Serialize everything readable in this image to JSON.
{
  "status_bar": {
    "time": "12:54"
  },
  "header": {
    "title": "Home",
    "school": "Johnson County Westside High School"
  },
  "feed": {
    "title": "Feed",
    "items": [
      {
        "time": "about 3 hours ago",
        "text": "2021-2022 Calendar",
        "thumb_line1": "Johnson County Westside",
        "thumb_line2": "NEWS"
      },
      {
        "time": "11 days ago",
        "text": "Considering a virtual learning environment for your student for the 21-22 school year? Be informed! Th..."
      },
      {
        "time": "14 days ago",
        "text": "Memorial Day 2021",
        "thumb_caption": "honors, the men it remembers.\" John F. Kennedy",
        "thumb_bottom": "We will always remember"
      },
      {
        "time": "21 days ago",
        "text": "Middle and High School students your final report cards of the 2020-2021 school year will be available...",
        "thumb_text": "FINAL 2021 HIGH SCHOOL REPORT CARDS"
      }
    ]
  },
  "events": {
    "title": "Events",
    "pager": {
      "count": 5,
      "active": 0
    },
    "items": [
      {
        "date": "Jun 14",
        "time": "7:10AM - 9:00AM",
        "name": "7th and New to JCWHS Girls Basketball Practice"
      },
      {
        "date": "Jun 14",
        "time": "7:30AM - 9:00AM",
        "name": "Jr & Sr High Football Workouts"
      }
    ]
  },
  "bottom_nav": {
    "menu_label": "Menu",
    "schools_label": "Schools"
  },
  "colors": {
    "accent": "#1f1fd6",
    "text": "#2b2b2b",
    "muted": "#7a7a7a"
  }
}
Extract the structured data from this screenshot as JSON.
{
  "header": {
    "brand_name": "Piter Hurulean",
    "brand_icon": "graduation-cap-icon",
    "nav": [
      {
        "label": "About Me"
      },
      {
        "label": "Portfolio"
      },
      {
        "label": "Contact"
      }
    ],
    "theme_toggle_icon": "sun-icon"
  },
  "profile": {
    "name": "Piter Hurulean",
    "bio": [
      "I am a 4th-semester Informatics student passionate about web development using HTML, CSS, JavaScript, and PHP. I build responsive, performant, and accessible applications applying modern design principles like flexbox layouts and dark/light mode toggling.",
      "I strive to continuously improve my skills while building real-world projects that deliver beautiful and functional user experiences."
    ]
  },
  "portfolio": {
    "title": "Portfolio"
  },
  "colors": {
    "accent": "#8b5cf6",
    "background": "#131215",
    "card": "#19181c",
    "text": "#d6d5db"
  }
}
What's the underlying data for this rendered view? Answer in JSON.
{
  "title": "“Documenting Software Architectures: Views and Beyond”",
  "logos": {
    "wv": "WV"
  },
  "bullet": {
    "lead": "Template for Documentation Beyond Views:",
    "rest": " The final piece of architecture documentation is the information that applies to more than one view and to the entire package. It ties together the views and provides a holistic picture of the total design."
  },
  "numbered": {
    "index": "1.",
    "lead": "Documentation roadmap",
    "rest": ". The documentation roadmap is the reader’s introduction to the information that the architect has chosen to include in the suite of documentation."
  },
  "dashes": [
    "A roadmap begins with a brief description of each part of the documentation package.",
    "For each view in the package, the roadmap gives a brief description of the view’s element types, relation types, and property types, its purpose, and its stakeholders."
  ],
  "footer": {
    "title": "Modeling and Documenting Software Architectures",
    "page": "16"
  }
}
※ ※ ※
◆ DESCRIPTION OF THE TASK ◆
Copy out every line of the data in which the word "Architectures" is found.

◆ TASK OUTPUT ◆
  "title": "“Documenting Software Architectures: Views and Beyond”",
    "title": "Modeling and Documenting Software Architectures",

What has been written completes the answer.